Across the listing below, count the lines that mention the string "title". Reply with the figure only.
★ ★ ★ ★
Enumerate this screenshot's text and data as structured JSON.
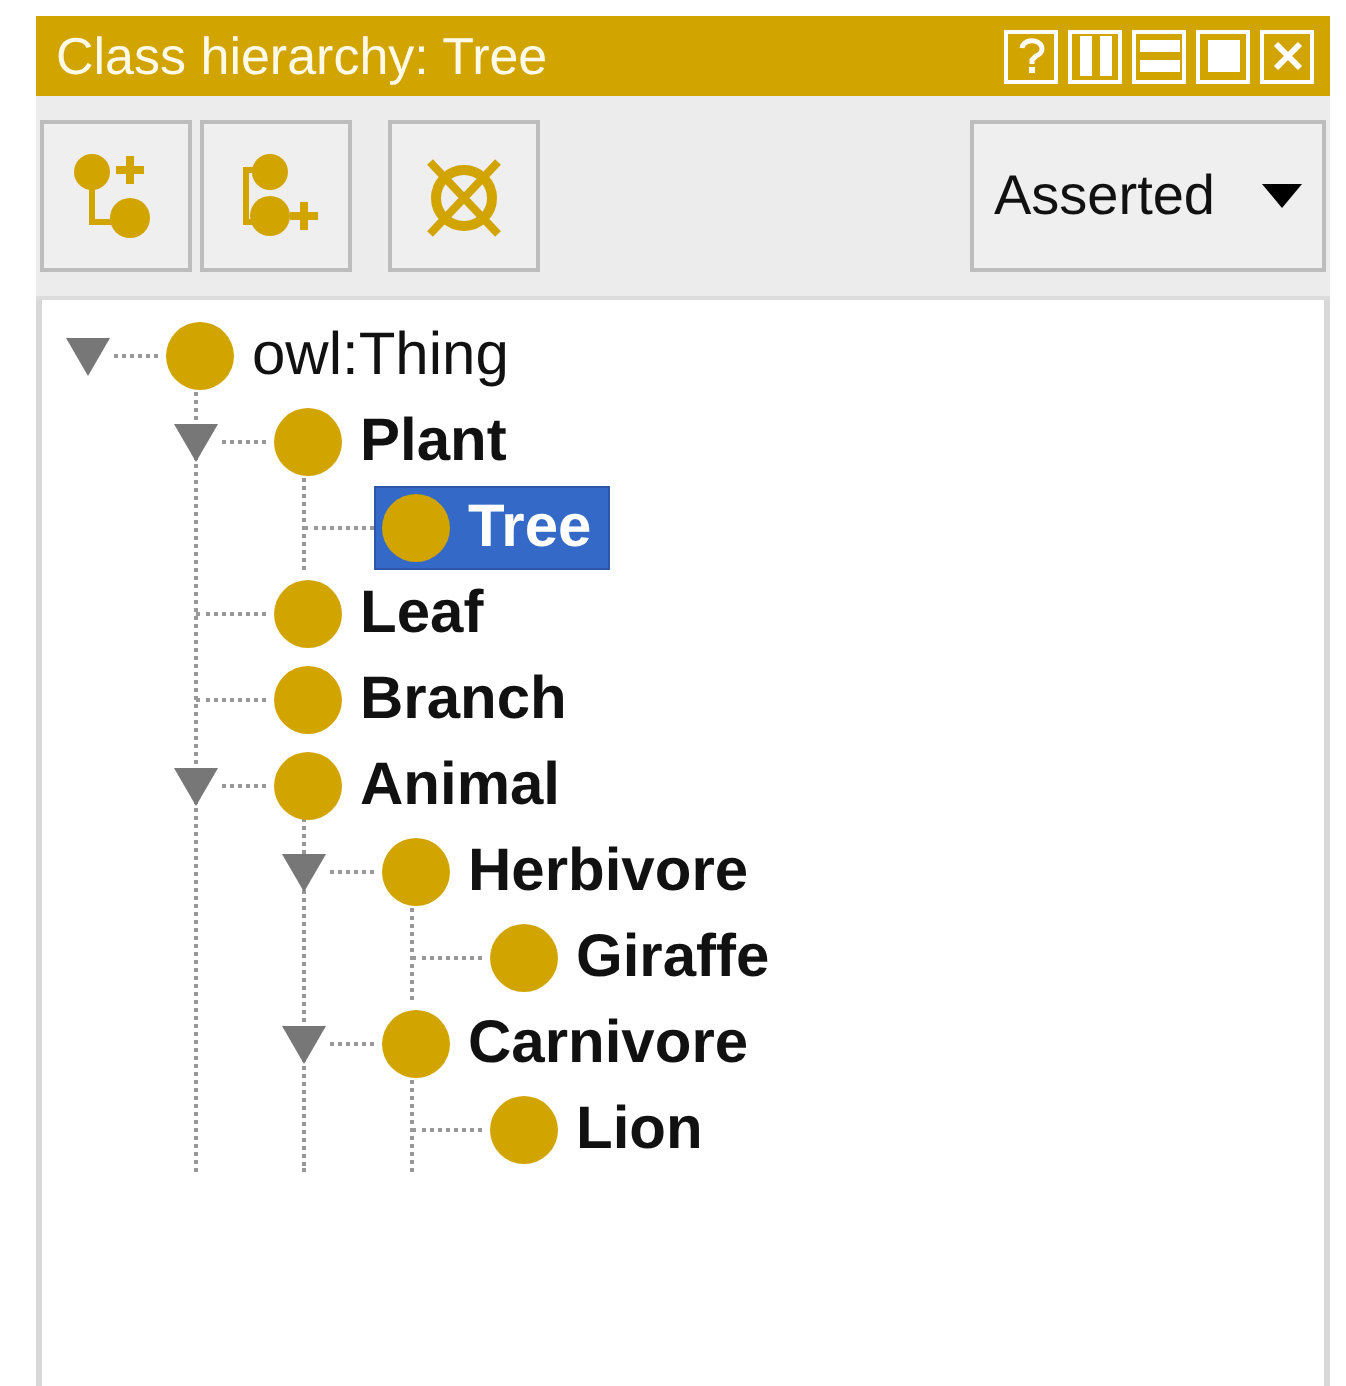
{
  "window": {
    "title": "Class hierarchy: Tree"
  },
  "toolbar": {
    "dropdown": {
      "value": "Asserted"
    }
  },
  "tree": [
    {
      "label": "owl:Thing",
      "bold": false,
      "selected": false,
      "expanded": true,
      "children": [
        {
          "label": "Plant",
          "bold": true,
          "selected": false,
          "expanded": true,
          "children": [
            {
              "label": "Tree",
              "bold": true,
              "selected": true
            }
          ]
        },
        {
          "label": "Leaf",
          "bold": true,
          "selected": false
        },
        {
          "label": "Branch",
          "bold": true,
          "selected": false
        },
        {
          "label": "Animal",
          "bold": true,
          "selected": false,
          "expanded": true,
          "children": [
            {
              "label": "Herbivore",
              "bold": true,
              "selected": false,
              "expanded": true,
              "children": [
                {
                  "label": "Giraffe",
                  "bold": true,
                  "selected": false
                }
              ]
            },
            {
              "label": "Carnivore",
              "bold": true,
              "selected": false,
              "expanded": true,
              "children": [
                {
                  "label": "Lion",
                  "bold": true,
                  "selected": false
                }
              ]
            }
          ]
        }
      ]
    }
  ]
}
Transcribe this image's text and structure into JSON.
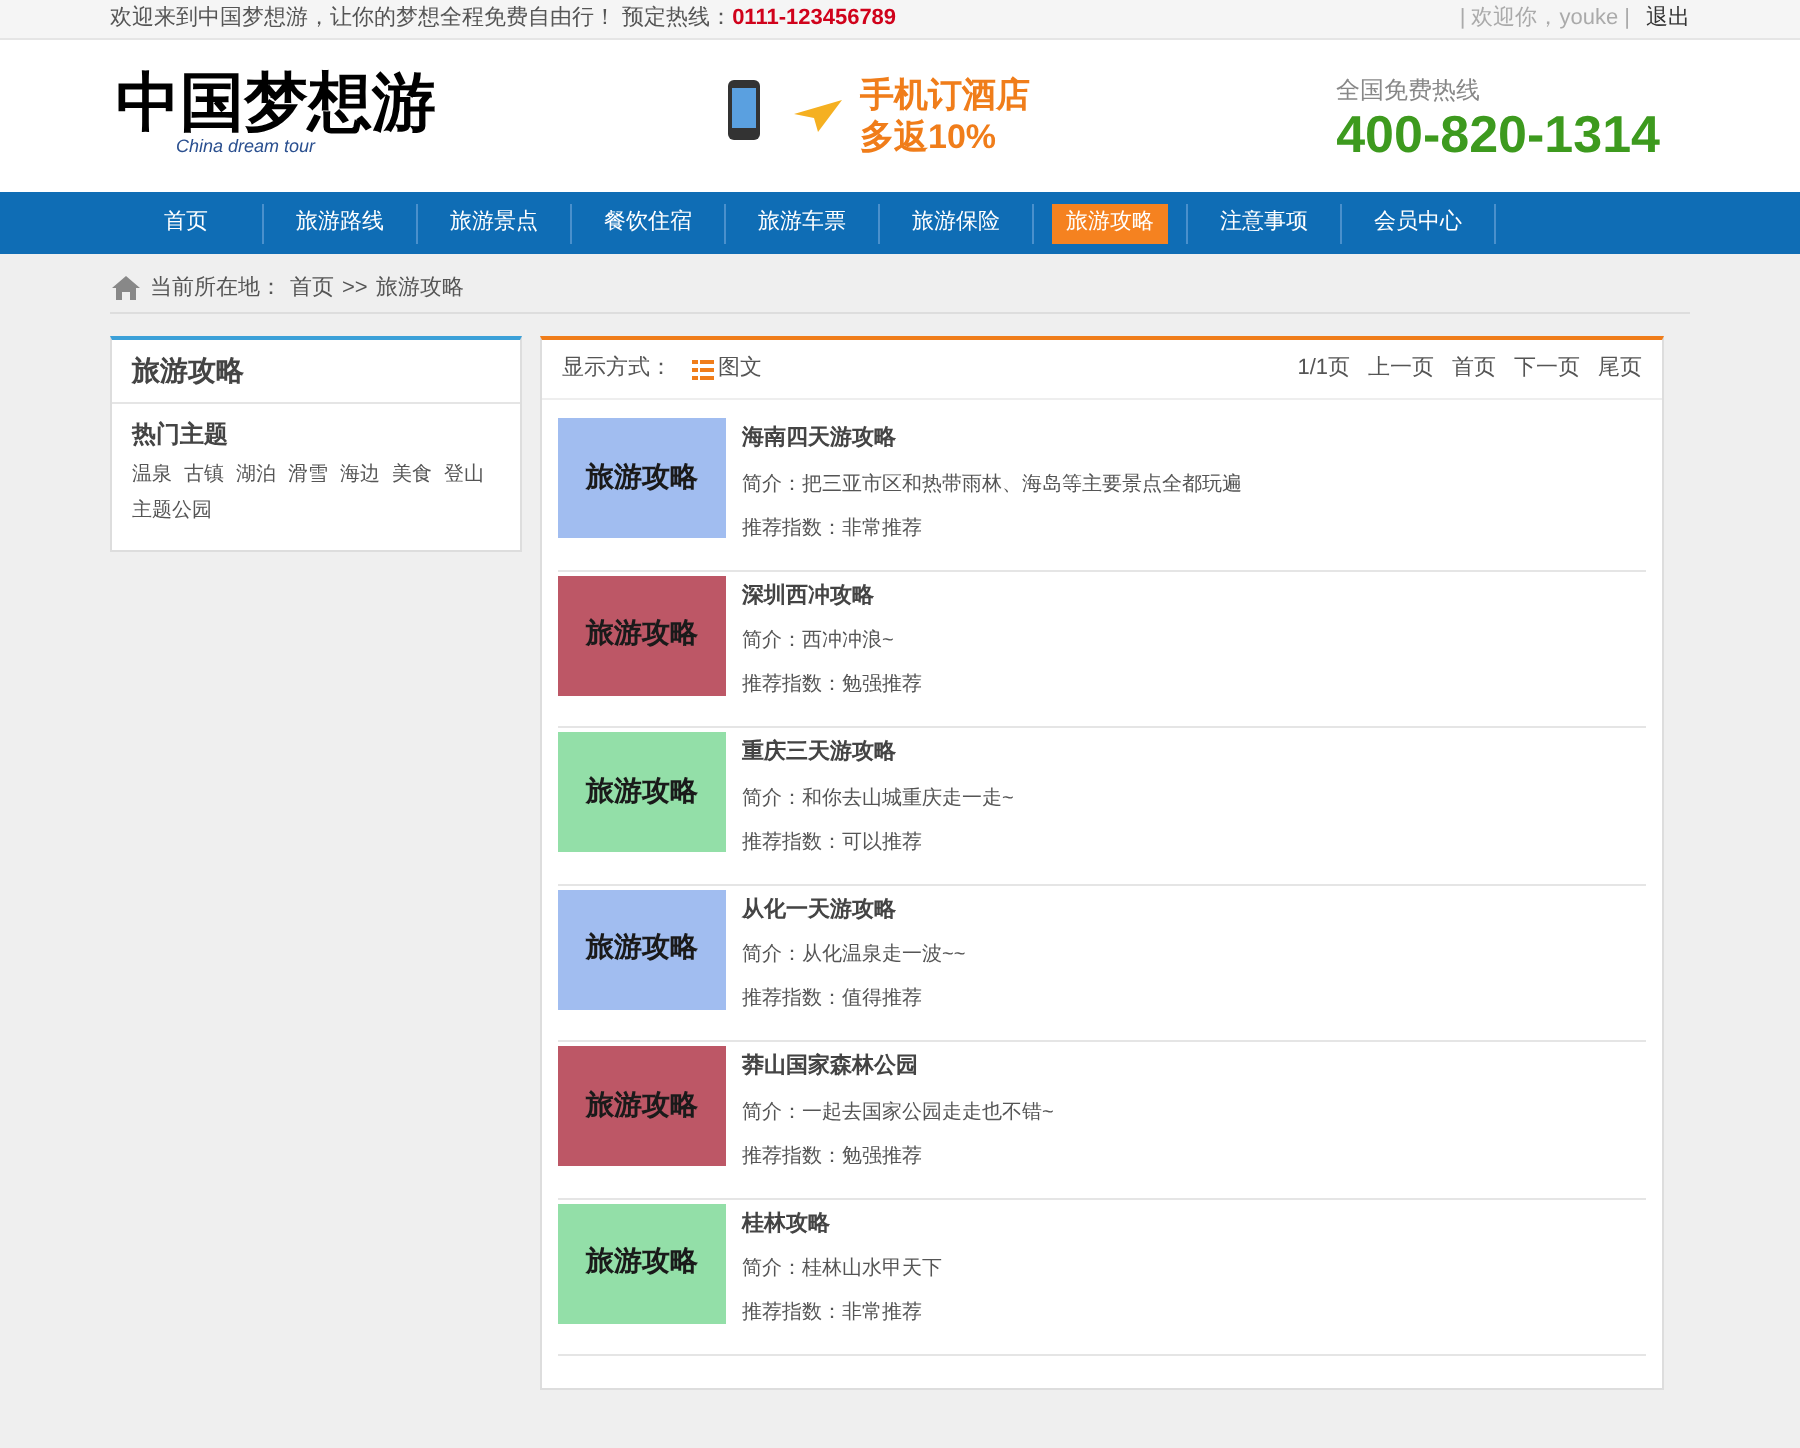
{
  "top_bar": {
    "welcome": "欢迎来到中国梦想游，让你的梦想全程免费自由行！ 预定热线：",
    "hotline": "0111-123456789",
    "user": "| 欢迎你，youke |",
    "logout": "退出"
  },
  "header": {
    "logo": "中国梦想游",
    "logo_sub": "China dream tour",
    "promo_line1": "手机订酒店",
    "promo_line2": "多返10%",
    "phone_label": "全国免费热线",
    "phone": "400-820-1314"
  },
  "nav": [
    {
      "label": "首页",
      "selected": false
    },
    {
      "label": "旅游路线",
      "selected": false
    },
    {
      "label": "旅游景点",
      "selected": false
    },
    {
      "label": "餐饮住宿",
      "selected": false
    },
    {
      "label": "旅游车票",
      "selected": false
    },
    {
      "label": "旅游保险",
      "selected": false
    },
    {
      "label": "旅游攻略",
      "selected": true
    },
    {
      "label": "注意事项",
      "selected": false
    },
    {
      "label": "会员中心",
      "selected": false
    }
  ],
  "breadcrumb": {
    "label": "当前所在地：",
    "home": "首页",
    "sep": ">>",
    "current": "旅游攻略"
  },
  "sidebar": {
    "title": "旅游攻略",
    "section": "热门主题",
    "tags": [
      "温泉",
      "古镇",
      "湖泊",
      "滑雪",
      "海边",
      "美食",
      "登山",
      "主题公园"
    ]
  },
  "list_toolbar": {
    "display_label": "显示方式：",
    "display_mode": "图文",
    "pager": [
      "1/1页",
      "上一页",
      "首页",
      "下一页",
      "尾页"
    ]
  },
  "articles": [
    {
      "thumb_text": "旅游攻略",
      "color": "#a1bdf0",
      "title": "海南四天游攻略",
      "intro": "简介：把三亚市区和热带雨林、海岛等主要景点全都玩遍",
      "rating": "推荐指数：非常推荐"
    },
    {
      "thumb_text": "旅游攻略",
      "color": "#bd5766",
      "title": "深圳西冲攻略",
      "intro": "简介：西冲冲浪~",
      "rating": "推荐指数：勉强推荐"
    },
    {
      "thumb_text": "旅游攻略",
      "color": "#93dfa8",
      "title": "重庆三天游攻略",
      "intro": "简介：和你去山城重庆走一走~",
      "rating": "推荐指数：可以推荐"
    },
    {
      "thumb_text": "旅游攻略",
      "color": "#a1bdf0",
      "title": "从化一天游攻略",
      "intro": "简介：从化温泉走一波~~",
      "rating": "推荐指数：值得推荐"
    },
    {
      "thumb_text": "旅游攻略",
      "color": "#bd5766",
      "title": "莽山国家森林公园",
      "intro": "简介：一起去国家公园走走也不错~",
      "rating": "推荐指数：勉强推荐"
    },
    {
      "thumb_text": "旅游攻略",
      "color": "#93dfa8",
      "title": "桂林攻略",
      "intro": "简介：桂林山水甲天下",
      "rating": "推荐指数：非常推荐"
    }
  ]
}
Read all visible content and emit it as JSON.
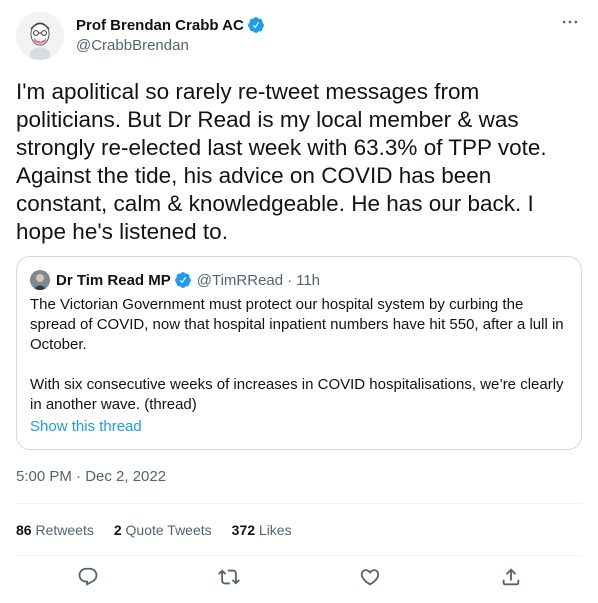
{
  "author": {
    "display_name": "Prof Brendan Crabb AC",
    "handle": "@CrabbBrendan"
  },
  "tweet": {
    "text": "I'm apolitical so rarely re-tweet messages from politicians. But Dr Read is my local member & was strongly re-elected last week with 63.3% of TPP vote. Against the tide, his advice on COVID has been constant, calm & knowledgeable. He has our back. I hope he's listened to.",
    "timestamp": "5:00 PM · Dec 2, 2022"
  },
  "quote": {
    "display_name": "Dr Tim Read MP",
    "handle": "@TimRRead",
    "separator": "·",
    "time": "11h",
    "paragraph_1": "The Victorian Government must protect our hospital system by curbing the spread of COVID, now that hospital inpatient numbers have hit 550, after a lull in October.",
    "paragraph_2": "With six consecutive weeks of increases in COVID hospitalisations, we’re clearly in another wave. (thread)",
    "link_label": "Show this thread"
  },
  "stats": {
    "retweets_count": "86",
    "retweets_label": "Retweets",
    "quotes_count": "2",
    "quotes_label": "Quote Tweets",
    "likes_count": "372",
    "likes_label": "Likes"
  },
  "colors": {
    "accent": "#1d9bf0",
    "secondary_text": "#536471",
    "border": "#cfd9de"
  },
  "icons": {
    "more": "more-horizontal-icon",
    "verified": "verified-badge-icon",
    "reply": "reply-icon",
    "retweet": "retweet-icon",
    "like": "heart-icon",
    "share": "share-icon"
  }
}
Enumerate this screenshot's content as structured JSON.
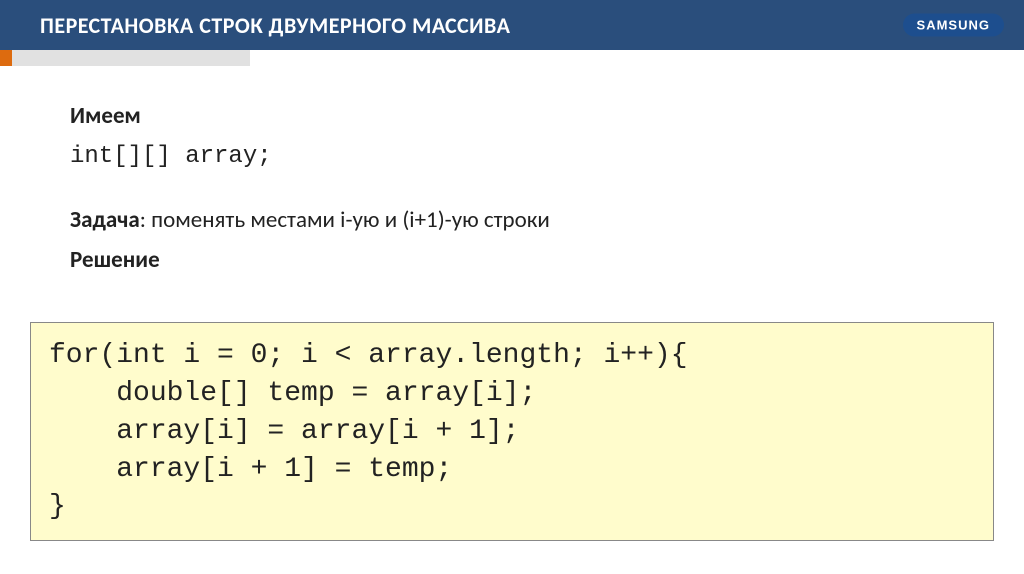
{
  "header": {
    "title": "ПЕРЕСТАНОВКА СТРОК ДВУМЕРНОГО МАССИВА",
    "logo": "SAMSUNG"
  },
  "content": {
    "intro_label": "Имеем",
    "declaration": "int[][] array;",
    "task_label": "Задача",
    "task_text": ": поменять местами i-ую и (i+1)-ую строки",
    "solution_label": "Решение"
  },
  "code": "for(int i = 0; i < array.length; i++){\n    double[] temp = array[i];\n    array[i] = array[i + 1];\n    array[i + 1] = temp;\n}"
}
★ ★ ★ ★
- **WRITTEN SOLUTION**
9